SYNOPSIS: This is Soyan near Wadi Hadramout, one of the most backward parts of the country -- where the government is concentrating its efforts.
People go about their daily lives much as their ancestors did. The market place is where goods are not just bought for a set price. Interested customers barter for what they want.
The country' leader Ali Nasser Mohammad came here to preach the message of harder work for economic progress. He said the government was concentrating on economic development and their second five-year plan called for increased production.
Much of the aid from South Yemen's Communist allies has been concentrated in the capital, Aden, and cotton is one of the major industries.
Badly-needed revenue for a country whose per capita annual income is under 250 dollars comes from coastal fishing. There are 15 cooperative fishing enterprises operating along a one thousand kilometre strip from Bab-El-Mandeb to the border with Oman. Plans are in hand to establish a modern fishing fleet, to increase production of the small, traditional craft.
Future progress is also dependent on education. There's been an increase in the number of schools since the early seventies.

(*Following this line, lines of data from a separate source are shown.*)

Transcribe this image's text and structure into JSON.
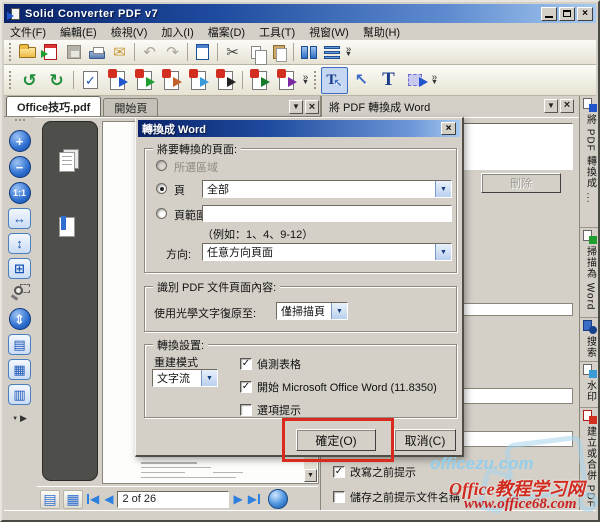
{
  "window": {
    "title": "Solid Converter PDF v7"
  },
  "menu": {
    "items": [
      "文件(F)",
      "編輯(E)",
      "檢視(V)",
      "加入(I)",
      "檔案(D)",
      "工具(T)",
      "視窗(W)",
      "幫助(H)"
    ]
  },
  "tabs": {
    "doc": "Office技巧.pdf",
    "start": "開始頁"
  },
  "panel": {
    "title": "將 PDF 轉換成 Word",
    "delete_label": "刪除",
    "check_overwrite": "改寫之前提示",
    "check_prompt_filename": "儲存之前提示文件名稱"
  },
  "dialog": {
    "title": "轉換成 Word",
    "group_pages": "將要轉換的頁面:",
    "radio_selection": "所選區域",
    "radio_pages": "頁",
    "pages_value": "全部",
    "radio_range": "頁範圍",
    "range_value": "",
    "range_hint": "（例如：1、4、9-12）",
    "direction_label": "方向:",
    "direction_value": "任意方向頁面",
    "group_ocr": "識別 PDF 文件頁面內容:",
    "ocr_label": "使用光學文字復原至:",
    "ocr_value": "僅掃描頁",
    "group_settings": "轉換設置:",
    "rebuild_label": "重建模式",
    "rebuild_value": "文字流",
    "check_tables": "偵測表格",
    "check_open_word": "開始 Microsoft Office Word (11.8350)",
    "check_prompt": "選項提示",
    "ok": "確定(O)",
    "cancel": "取消(C)"
  },
  "right_tabs": {
    "convert": "將 PDF 轉換成 ...",
    "scan": "掃描為 Word",
    "search": "搜索",
    "watermark": "水印",
    "create": "建立或合併 PDF"
  },
  "pager": {
    "value": "2 of 26"
  },
  "watermarks": {
    "line1": "officezu.com",
    "line2": "Office教程学习网",
    "line3": "www.office68.com"
  },
  "glyphs": {
    "undo": "↶",
    "redo": "↷",
    "cut": "✂",
    "email": "✉",
    "chevron": "»",
    "chevron_down": "▼",
    "combo_arrow": "▼",
    "close": "×",
    "zoom_in": "+",
    "zoom_out": "−",
    "actual_size": "1:1",
    "fit_width": "↔",
    "fit_height": "↕",
    "fit_page": "⊞",
    "scroll_pages": "⇕",
    "single_page": "▤",
    "facing_pages": "▦",
    "continuous": "▥",
    "pointer": "↖",
    "text_tool": "T",
    "prev": "◀",
    "next": "▶",
    "check": "✓",
    "rot_left": "↺",
    "rot_right": "↻",
    "overflow_play": "▶"
  },
  "colors": {
    "titlebar_left": "#0a246a",
    "titlebar_right": "#a6caf0",
    "annotation_red": "#da2a1e",
    "watermark_red": "#d02c20",
    "watermark_blue": "#91cdeb",
    "window_gray": "#d4d0c8"
  }
}
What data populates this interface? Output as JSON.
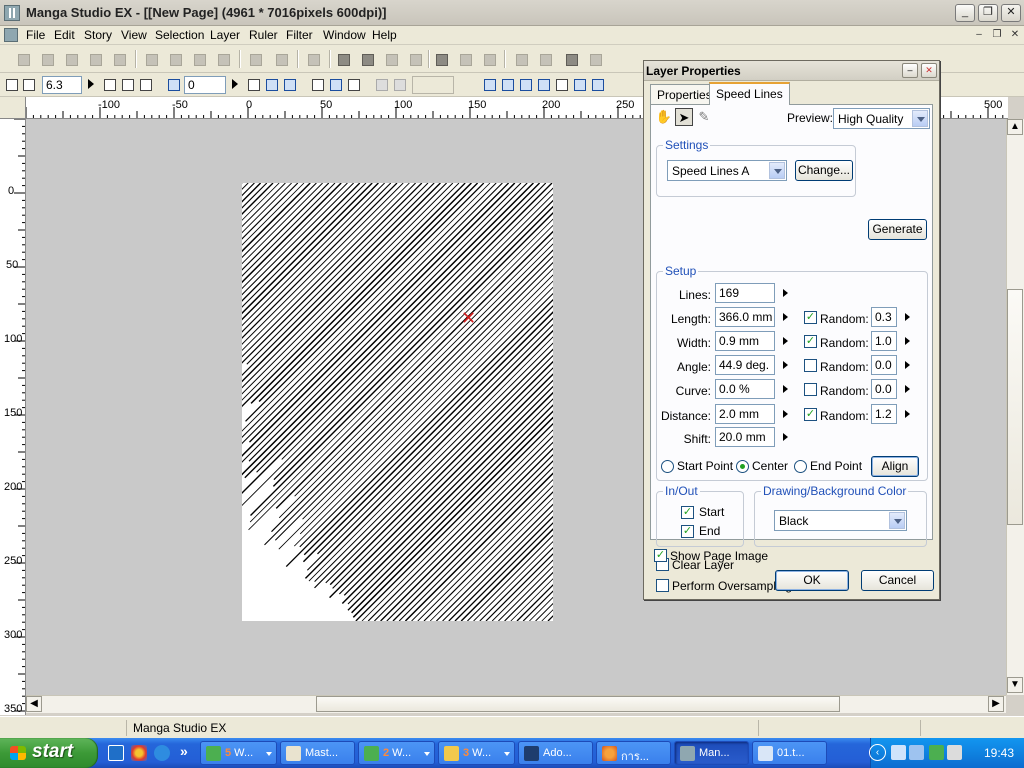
{
  "window": {
    "title": "Manga Studio EX - [[New Page] (4961 * 7016pixels 600dpi)]",
    "minimize": "_",
    "maximize": "❐",
    "close": "✕"
  },
  "menu": {
    "items": [
      "File",
      "Edit",
      "Story",
      "View",
      "Selection",
      "Layer",
      "Ruler",
      "Filter",
      "Window",
      "Help"
    ]
  },
  "toolbar2": {
    "zoom_value": "6.3",
    "rotate_value": "0"
  },
  "rulers": {
    "horizontal": [
      "-100",
      "-50",
      "0",
      "50",
      "100",
      "150",
      "200",
      "250",
      "500"
    ],
    "vertical": [
      "0",
      "50",
      "100",
      "150",
      "200",
      "250",
      "300",
      "350"
    ]
  },
  "status": {
    "text": "Manga Studio EX"
  },
  "dialog": {
    "title": "Layer Properties",
    "tabs": [
      "Properties",
      "Speed Lines"
    ],
    "preview_label": "Preview:",
    "preview_value": "High Quality",
    "settings": {
      "title": "Settings",
      "preset": "Speed Lines A",
      "change_label": "Change...",
      "generate_label": "Generate"
    },
    "setup": {
      "title": "Setup",
      "lines_label": "Lines:",
      "lines_value": "169",
      "length_label": "Length:",
      "length_value": "366.0 mm",
      "width_label": "Width:",
      "width_value": "0.9 mm",
      "angle_label": "Angle:",
      "angle_value": "44.9 deg.",
      "curve_label": "Curve:",
      "curve_value": "0.0 %",
      "distance_label": "Distance:",
      "distance_value": "2.0 mm",
      "shift_label": "Shift:",
      "shift_value": "20.0 mm",
      "random_label": "Random:",
      "random_length": "0.3",
      "random_width": "1.0",
      "random_angle": "0.0",
      "random_curve": "0.0",
      "random_distance": "1.2",
      "start_point": "Start Point",
      "center": "Center",
      "end_point": "End Point",
      "align_label": "Align"
    },
    "inout": {
      "title": "In/Out",
      "start": "Start",
      "end": "End"
    },
    "color": {
      "title": "Drawing/Background Color",
      "value": "Black"
    },
    "clear_layer": "Clear Layer",
    "perform_oversampling": "Perform Oversampling",
    "show_page_image": "Show Page Image",
    "ok_label": "OK",
    "cancel_label": "Cancel"
  },
  "taskbar": {
    "start_label": "start",
    "tasks": [
      {
        "num": "5",
        "label": " W..."
      },
      {
        "num": "",
        "label": "Mast..."
      },
      {
        "num": "2",
        "label": " W..."
      },
      {
        "num": "3",
        "label": " W..."
      },
      {
        "num": "",
        "label": "Ado..."
      },
      {
        "num": "",
        "label": "การ..."
      },
      {
        "num": "",
        "label": "Man..."
      },
      {
        "num": "",
        "label": "01.t..."
      }
    ],
    "clock": "19:43"
  }
}
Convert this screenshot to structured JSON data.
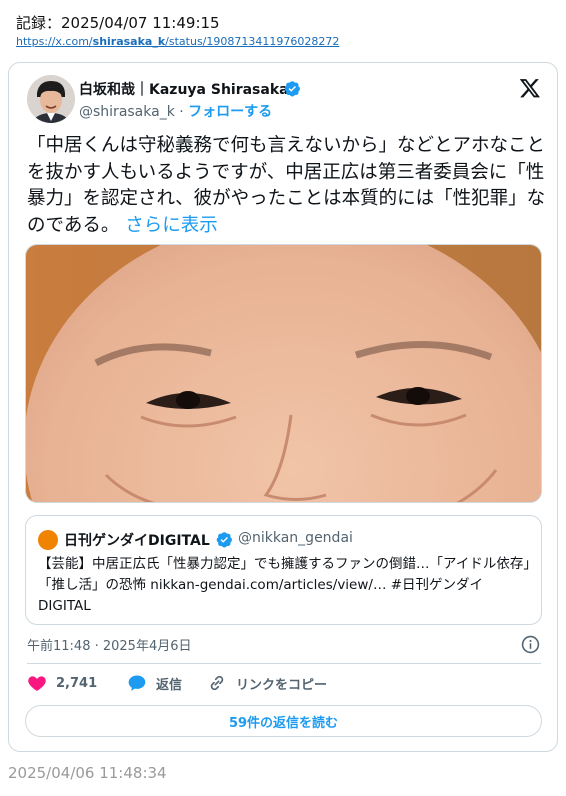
{
  "record": {
    "label": "記録：2025/04/07 11:49:15",
    "url_prefix": "https://x.com/",
    "url_user": "shirasaka_k",
    "url_suffix": "/status/1908713411976028272"
  },
  "tweet": {
    "author_name": "白坂和哉｜Kazuya Shirasaka",
    "author_handle": "@shirasaka_k",
    "separator": "·",
    "follow_label": "フォローする",
    "text": "「中居くんは守秘義務で何も言えないから」などとアホなことを抜かす人もいるようですが、中居正広は第三者委員会に「性暴力」を認定され、彼がやったことは本質的には「性犯罪」なのである。",
    "show_more_label": "さらに表示",
    "timestamp": "午前11:48 · 2025年4月6日",
    "like_count": "2,741",
    "reply_label": "返信",
    "copy_link_label": "リンクをコピー",
    "read_replies_label": "59件の返信を読む"
  },
  "quote": {
    "name": "日刊ゲンダイDIGITAL",
    "handle": "@nikkan_gendai",
    "text": "【芸能】中居正広氏「性暴力認定」でも擁護するファンの倒錯…「アイドル依存」「推し活」の恐怖 nikkan-gendai.com/articles/view/… #日刊ゲンダイDIGITAL"
  },
  "saved_time": "2025/04/06 11:48:34",
  "colors": {
    "accent": "#1d9bf0",
    "like": "#f91880",
    "muted": "#536471",
    "border": "#cfd9de",
    "quote_brand": "#f08300"
  },
  "icons": [
    "verified-badge-icon",
    "x-logo-icon",
    "info-icon",
    "heart-icon",
    "reply-bubble-icon",
    "link-icon"
  ]
}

There are now about 1,200, giving 80-per cent of school age children a chance many of their parents never had.